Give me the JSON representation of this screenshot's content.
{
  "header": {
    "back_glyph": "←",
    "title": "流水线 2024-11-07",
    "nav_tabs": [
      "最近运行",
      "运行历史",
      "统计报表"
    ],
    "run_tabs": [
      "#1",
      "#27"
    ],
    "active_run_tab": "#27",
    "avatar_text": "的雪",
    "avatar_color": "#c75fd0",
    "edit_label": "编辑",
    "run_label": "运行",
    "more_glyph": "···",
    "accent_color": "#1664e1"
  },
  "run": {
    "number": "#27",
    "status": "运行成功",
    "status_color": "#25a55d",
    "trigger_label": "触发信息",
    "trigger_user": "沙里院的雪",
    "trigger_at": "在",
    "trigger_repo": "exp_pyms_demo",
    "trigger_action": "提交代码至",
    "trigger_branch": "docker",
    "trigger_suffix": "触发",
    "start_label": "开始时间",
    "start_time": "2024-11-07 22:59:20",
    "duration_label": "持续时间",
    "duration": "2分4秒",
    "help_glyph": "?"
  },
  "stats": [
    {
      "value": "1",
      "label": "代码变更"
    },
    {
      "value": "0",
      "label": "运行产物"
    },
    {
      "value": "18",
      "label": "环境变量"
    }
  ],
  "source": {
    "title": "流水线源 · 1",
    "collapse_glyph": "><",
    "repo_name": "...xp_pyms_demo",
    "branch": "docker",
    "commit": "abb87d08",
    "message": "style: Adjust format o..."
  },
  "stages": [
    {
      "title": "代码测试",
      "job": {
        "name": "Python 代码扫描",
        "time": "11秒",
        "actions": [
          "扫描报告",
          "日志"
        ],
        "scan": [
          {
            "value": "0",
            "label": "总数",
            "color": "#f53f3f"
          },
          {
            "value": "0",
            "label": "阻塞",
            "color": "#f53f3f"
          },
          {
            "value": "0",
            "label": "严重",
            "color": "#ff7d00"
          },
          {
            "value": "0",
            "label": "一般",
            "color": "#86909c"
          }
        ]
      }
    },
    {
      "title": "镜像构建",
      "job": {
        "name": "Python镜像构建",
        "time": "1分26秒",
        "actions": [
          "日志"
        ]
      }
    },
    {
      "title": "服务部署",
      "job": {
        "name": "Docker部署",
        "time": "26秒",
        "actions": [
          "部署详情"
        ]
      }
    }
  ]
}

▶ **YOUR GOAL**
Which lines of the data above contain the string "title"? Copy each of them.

▶ **RESPONSE TO THIS EXERCISE**
    "title": "流水线 2024-11-07",
    "title": "流水线源 · 1",
      "title": "代码测试",
      "title": "镜像构建",
      "title": "服务部署",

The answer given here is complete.